You may be surprised to learn that even unsweetened fruit juice is packed with sugars and acids that can damage your child's teeth. Today our Delta children’s dentists explain why they advise against serving fruit juice to children.
Fruit Juice vs Soda Pop
Although it's true that some fruit juices have more nutritional value than soda pop, fruit juices can be just as damaging as pop to your child's teeth. Apple juice for example, contains almost as much sugar as many popular soda pops and is capable of causing extensive damage to your child's teeth.
Sugar & Children's Teeth

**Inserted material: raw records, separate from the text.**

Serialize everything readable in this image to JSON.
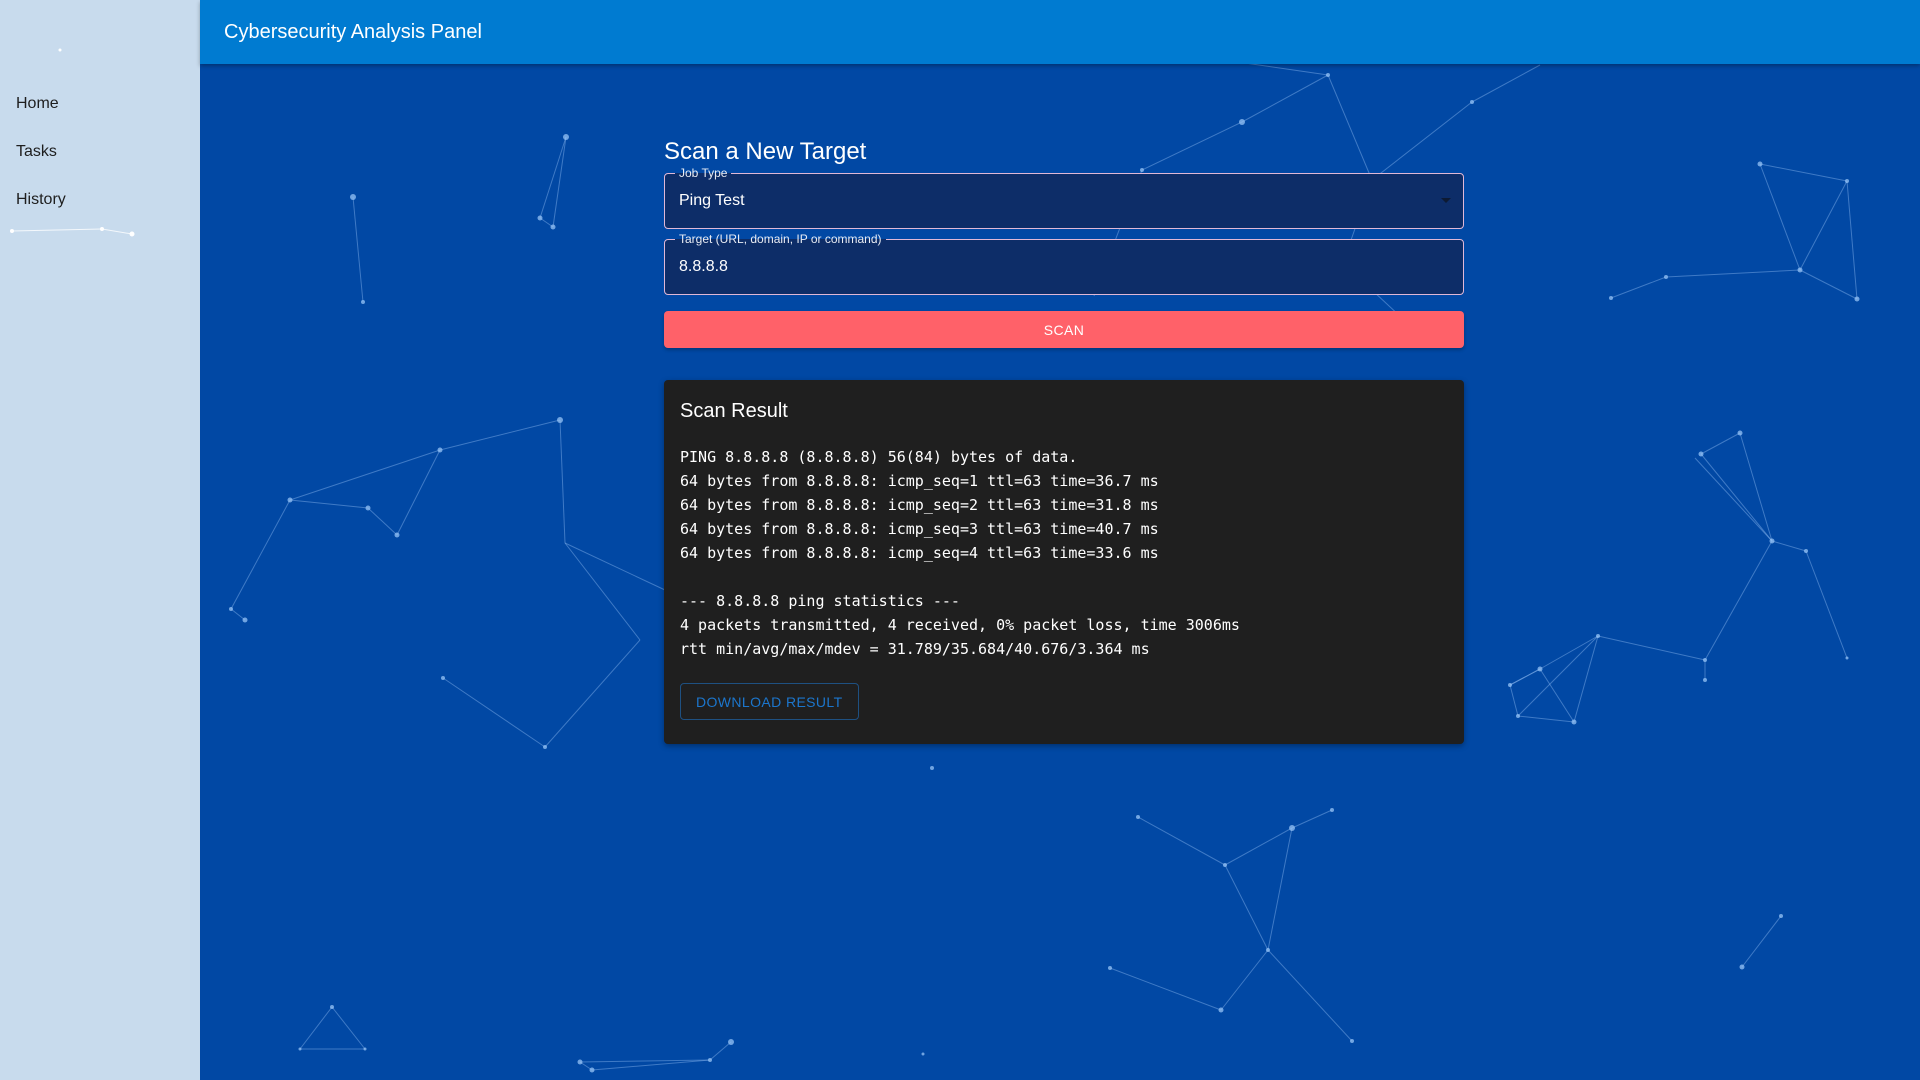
{
  "app": {
    "title": "Cybersecurity Analysis Panel"
  },
  "sidebar": {
    "items": [
      {
        "label": "Home"
      },
      {
        "label": "Tasks"
      },
      {
        "label": "History"
      }
    ]
  },
  "scan_form": {
    "heading": "Scan a New Target",
    "job_type": {
      "label": "Job Type",
      "selected": "Ping Test"
    },
    "target": {
      "label": "Target (URL, domain, IP or command)",
      "value": "8.8.8.8"
    },
    "scan_button": "SCAN"
  },
  "result": {
    "heading": "Scan Result",
    "lines": [
      "PING 8.8.8.8 (8.8.8.8) 56(84) bytes of data.",
      "64 bytes from 8.8.8.8: icmp_seq=1 ttl=63 time=36.7 ms",
      "64 bytes from 8.8.8.8: icmp_seq=2 ttl=63 time=31.8 ms",
      "64 bytes from 8.8.8.8: icmp_seq=3 ttl=63 time=40.7 ms",
      "64 bytes from 8.8.8.8: icmp_seq=4 ttl=63 time=33.6 ms",
      "",
      "--- 8.8.8.8 ping statistics ---",
      "4 packets transmitted, 4 received, 0% packet loss, time 3006ms",
      "rtt min/avg/max/mdev = 31.789/35.684/40.676/3.364 ms"
    ],
    "download_button": "DOWNLOAD RESULT"
  },
  "colors": {
    "background": "#0148a4",
    "appbar": "#007bd1",
    "sidebar": "#c8dbed",
    "accent_button": "#ff6169",
    "result_card": "#1f1f1f"
  }
}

Whenever your child drinks fruit juice, pop or other beverages containing sugar, the bacteria in their mouth mixes with the sugars and creates a mild acid. That acid can then go on to attack your child's tooth enamel, causing tooth decay and cavities.
Natural Sugar is Still Sugar
Whether the sugar your child consumes is naturally occurring (as in fruit) or refined (as in pop), it will still react with the bacteria in your child's mouth. In fact, many of our favourite 'healthy' foods and drinks such as milk and fruit contain natural sugars. While it's true that unsweetened fruit juice contain no added sugars, these beverages are filled with natural sugars that can lead to cavities and tooth decay.
Natural Fruit Acids Can Damage Teeth
When it comes to children's dental health, sugar isn't the only problem with fruit juice. While the sugars in fruit juice are very damaging to children's teeth, juices also contain naturally occurring acids. Much like sugar, fruit acids can also erode the enamel on your child's teeth.
Water To Quench Thirst & Protect Teeth
The damage done to children's dental health by the sugars and acids in fruit juices far outweighs any of the minor nutritional benefits these beverages offer. When it comes to good nutrition, an apple is far better than a glass of apple juice, and water is always the best choice for thirsty children.